- The mitochondrial DNA region between the COII and lRNA genes and the 63 base pair tandem repeat region have been used to differentiate and characterise Meloidogyne spp. In this study these regions have been amplified from M. mayaguensis, M. javanica, M. arenaria, M. incognita and M. hapla. Meloidogyne mayaguensis produces a unique product of 705 bp from the COII and lRNA region. Also, a product of 322 bp was produced from the 63 bp repeat region of M. mayaguensis unlike M. javanica, M. arenaria, and M. incognita that exhibit hypervariability in this region. Meloidogyne mayaguensis is a widely distributed root-knot nematode with the potential to cause great economic damage. These molecular diagnostics can be used for accurate identification of M. mayaguensis and can be used to monitor the occurrence and spread of this species, and to provide quarantine services tools to limit its dispersal.
Trichodorids are plant-ectoparasitic nematodes, causing economically important diseases in many crops. In this study, we characterised ribosomal DNA (rDNA) of four trichodorid species from two different genera (i.e., Paratrichodorus macrostylus, P. pachydermus, Trichodorus primitivus and T. similis). Sequence data from the 18S and 5.8S genes showed high similarity; in contrast, sequence data from the internal transcribed spacer regions (ITS) were highly variable. Sequence divergence between the two genera included many insertions and deletions. Trichodorus primitivus and T. similis ITS regions of 1537 and 1303 bp, respectively, are the longest reported to date in the Phylum Nematoda. Further exploration of the sequence data indicated perfect and non-homologous repeats which were confined to the middle of the ITS regions.

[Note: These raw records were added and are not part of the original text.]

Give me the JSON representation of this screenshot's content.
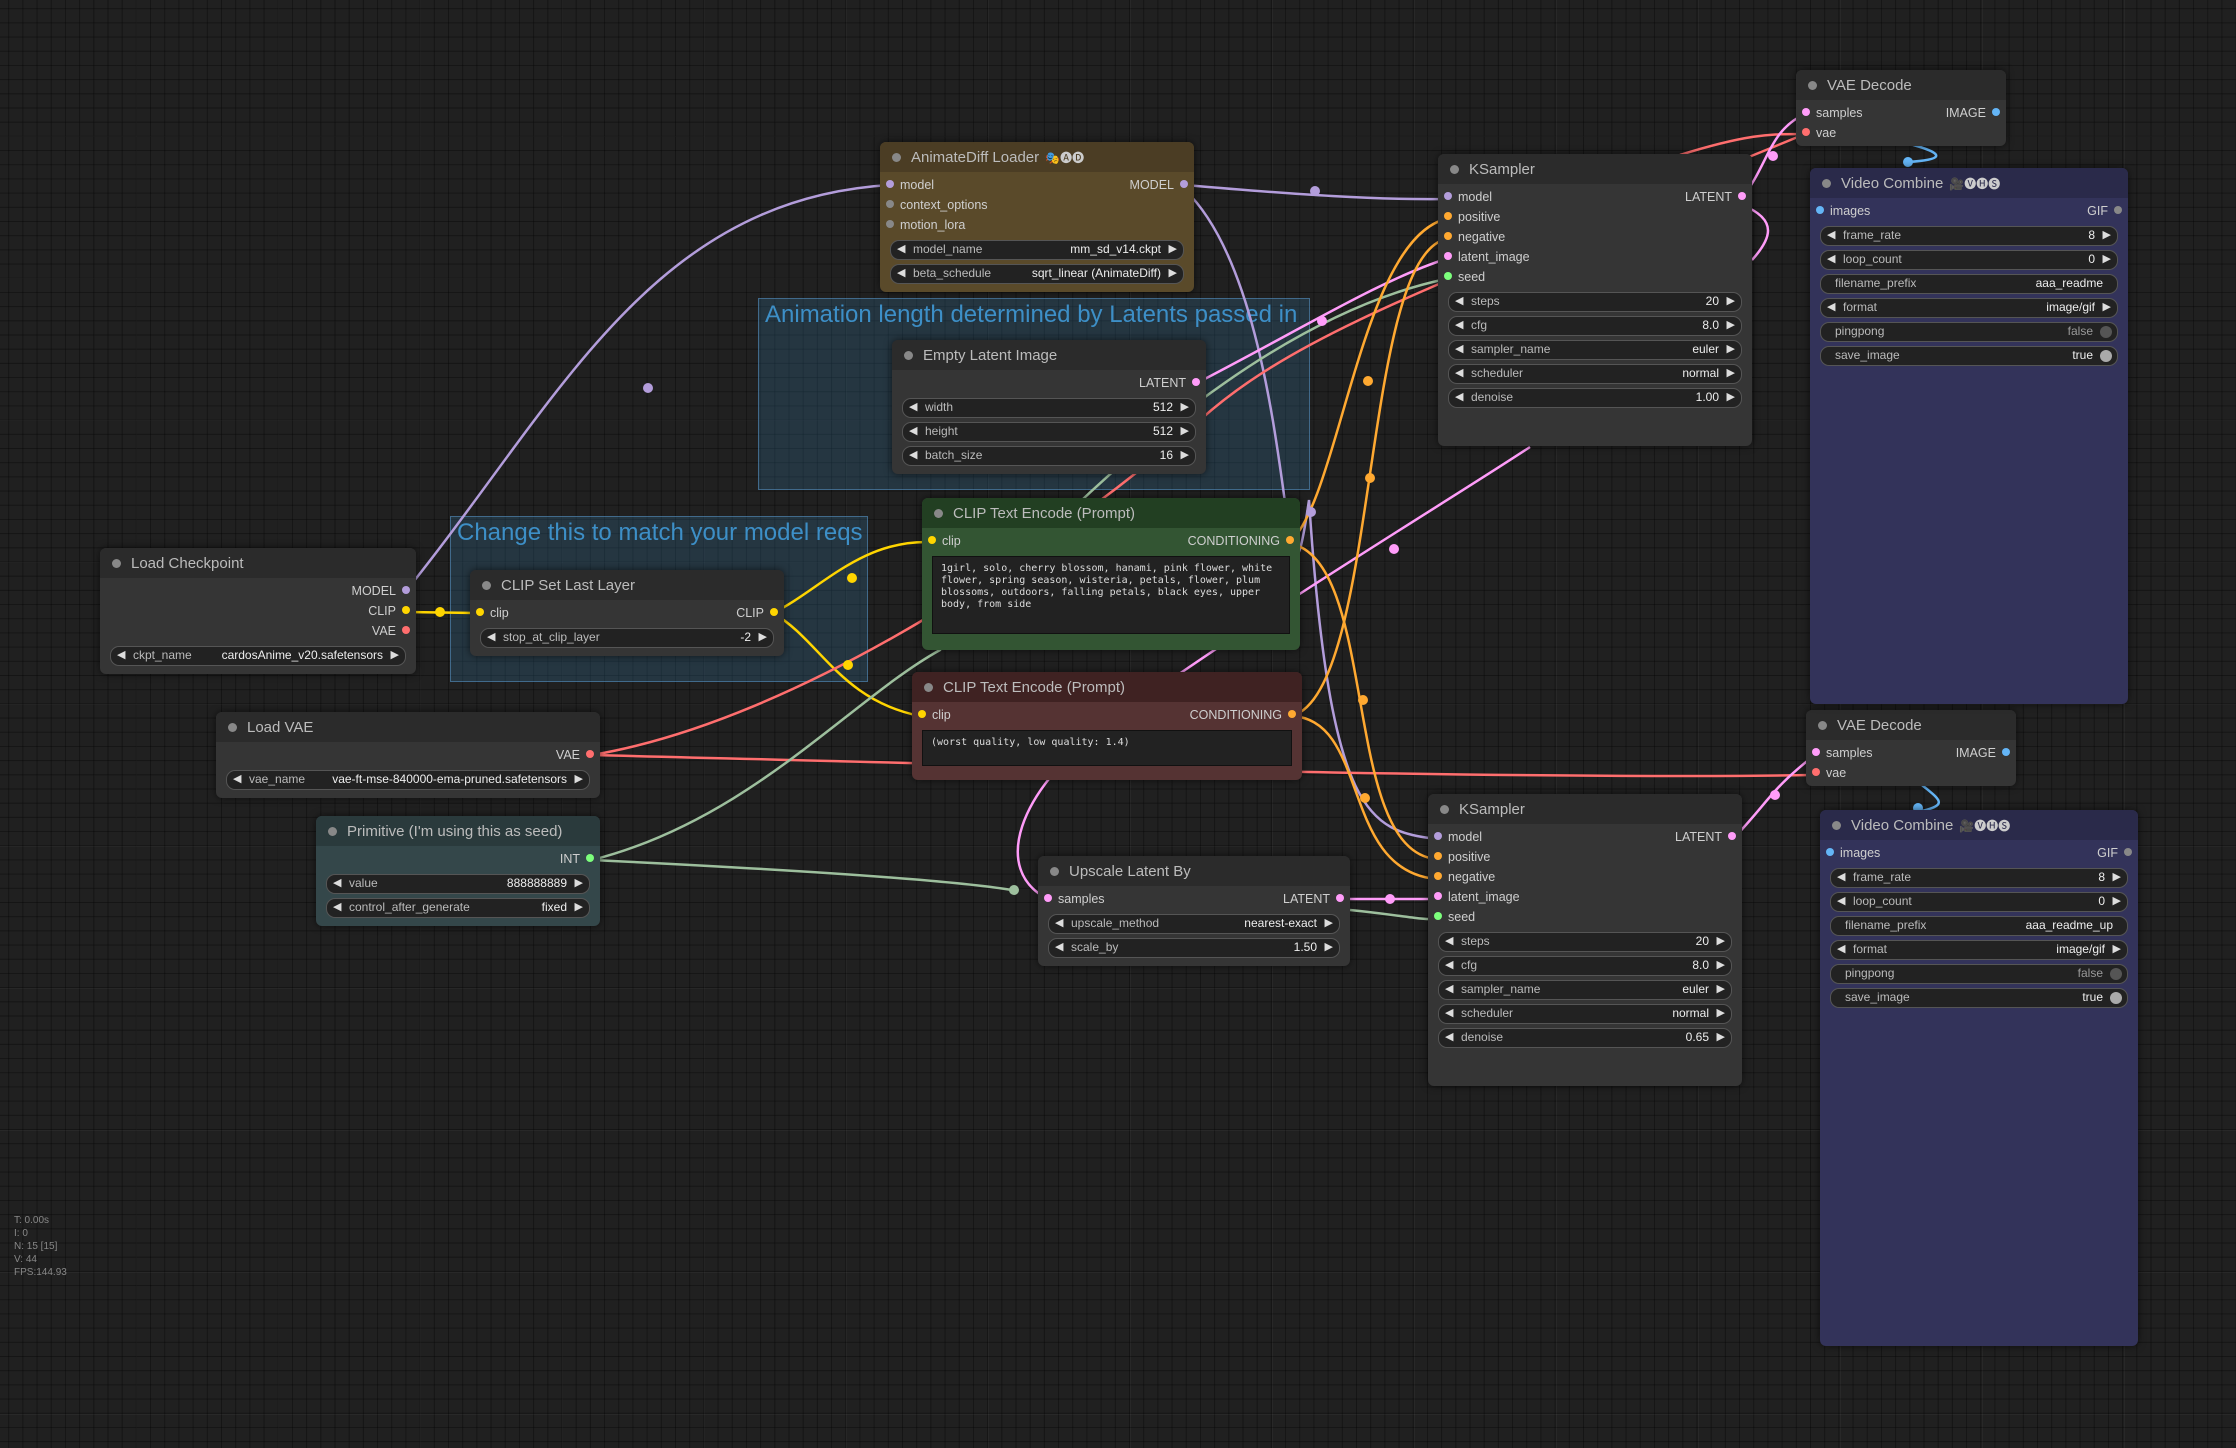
{
  "groups": {
    "animation": {
      "title": "Animation length determined by Latents passed in"
    },
    "change": {
      "title": "Change this to match your model reqs"
    }
  },
  "nodes": {
    "load_checkpoint": {
      "title": "Load Checkpoint",
      "outputs": [
        "MODEL",
        "CLIP",
        "VAE"
      ],
      "ckpt_name_label": "ckpt_name",
      "ckpt_name": "cardosAnime_v20.safetensors"
    },
    "clip_set_last_layer": {
      "title": "CLIP Set Last Layer",
      "input": "clip",
      "output": "CLIP",
      "stop_label": "stop_at_clip_layer",
      "stop_value": "-2"
    },
    "load_vae": {
      "title": "Load VAE",
      "output": "VAE",
      "vae_name_label": "vae_name",
      "vae_name": "vae-ft-mse-840000-ema-pruned.safetensors"
    },
    "primitive": {
      "title": "Primitive (I'm using this as seed)",
      "output": "INT",
      "value_label": "value",
      "value": "888888889",
      "cag_label": "control_after_generate",
      "cag_value": "fixed"
    },
    "animatediff": {
      "title": "AnimateDiff Loader",
      "badge": "🎭🅐🅓",
      "inputs": [
        "model",
        "context_options",
        "motion_lora"
      ],
      "output": "MODEL",
      "model_name_label": "model_name",
      "model_name": "mm_sd_v14.ckpt",
      "beta_label": "beta_schedule",
      "beta_value": "sqrt_linear (AnimateDiff)"
    },
    "empty_latent": {
      "title": "Empty Latent Image",
      "output": "LATENT",
      "width_label": "width",
      "width": "512",
      "height_label": "height",
      "height": "512",
      "batch_label": "batch_size",
      "batch": "16"
    },
    "clip_pos": {
      "title": "CLIP Text Encode (Prompt)",
      "input": "clip",
      "output": "CONDITIONING",
      "text": "1girl, solo, cherry blossom, hanami, pink flower, white flower, spring season, wisteria, petals, flower, plum blossoms, outdoors, falling petals, black eyes, upper body, from side"
    },
    "clip_neg": {
      "title": "CLIP Text Encode (Prompt)",
      "input": "clip",
      "output": "CONDITIONING",
      "text": "(worst quality, low quality: 1.4)"
    },
    "upscale": {
      "title": "Upscale Latent By",
      "input": "samples",
      "output": "LATENT",
      "method_label": "upscale_method",
      "method": "nearest-exact",
      "scale_label": "scale_by",
      "scale": "1.50"
    },
    "ksampler1": {
      "title": "KSampler",
      "inputs": [
        "model",
        "positive",
        "negative",
        "latent_image",
        "seed"
      ],
      "output": "LATENT",
      "steps_label": "steps",
      "steps": "20",
      "cfg_label": "cfg",
      "cfg": "8.0",
      "sampler_label": "sampler_name",
      "sampler": "euler",
      "scheduler_label": "scheduler",
      "scheduler": "normal",
      "denoise_label": "denoise",
      "denoise": "1.00"
    },
    "ksampler2": {
      "title": "KSampler",
      "inputs": [
        "model",
        "positive",
        "negative",
        "latent_image",
        "seed"
      ],
      "output": "LATENT",
      "steps_label": "steps",
      "steps": "20",
      "cfg_label": "cfg",
      "cfg": "8.0",
      "sampler_label": "sampler_name",
      "sampler": "euler",
      "scheduler_label": "scheduler",
      "scheduler": "normal",
      "denoise_label": "denoise",
      "denoise": "0.65"
    },
    "vae_decode1": {
      "title": "VAE Decode",
      "inputs": [
        "samples",
        "vae"
      ],
      "output": "IMAGE"
    },
    "vae_decode2": {
      "title": "VAE Decode",
      "inputs": [
        "samples",
        "vae"
      ],
      "output": "IMAGE"
    },
    "video1": {
      "title": "Video Combine",
      "badge": "🎥🅥🅗🅢",
      "input": "images",
      "output": "GIF",
      "frame_rate_label": "frame_rate",
      "frame_rate": "8",
      "loop_label": "loop_count",
      "loop": "0",
      "prefix_label": "filename_prefix",
      "prefix": "aaa_readme",
      "format_label": "format",
      "format": "image/gif",
      "pingpong_label": "pingpong",
      "pingpong": "false",
      "save_label": "save_image",
      "save": "true"
    },
    "video2": {
      "title": "Video Combine",
      "badge": "🎥🅥🅗🅢",
      "input": "images",
      "output": "GIF",
      "frame_rate_label": "frame_rate",
      "frame_rate": "8",
      "loop_label": "loop_count",
      "loop": "0",
      "prefix_label": "filename_prefix",
      "prefix": "aaa_readme_up",
      "format_label": "format",
      "format": "image/gif",
      "pingpong_label": "pingpong",
      "pingpong": "false",
      "save_label": "save_image",
      "save": "true"
    }
  },
  "stats": [
    "T: 0.00s",
    "I: 0",
    "N: 15 [15]",
    "V: 44",
    "FPS:144.93"
  ],
  "colors": {
    "model": "#b39ddb",
    "clip": "#ffd500",
    "vae": "#ff6e6e",
    "latent": "#ff9cf9",
    "conditioning": "#ffa931",
    "image": "#64b5f6",
    "int": "#9dbf9d"
  }
}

This is the first report of endospores of Pasteuria penetrans and P. nishizawae isolates binding to juveniles of Meloidogyne chitwoodi and M. fallax. The patterns of endospore attachment to M. chitwoodi and M. fallax compared with the related M. hapla suggest that there are differences amongst these three temperate root-knot nematode species. Intraspecific variability in attachment of P. penetrans to juveniles of M. chitwoodi was demonstrated.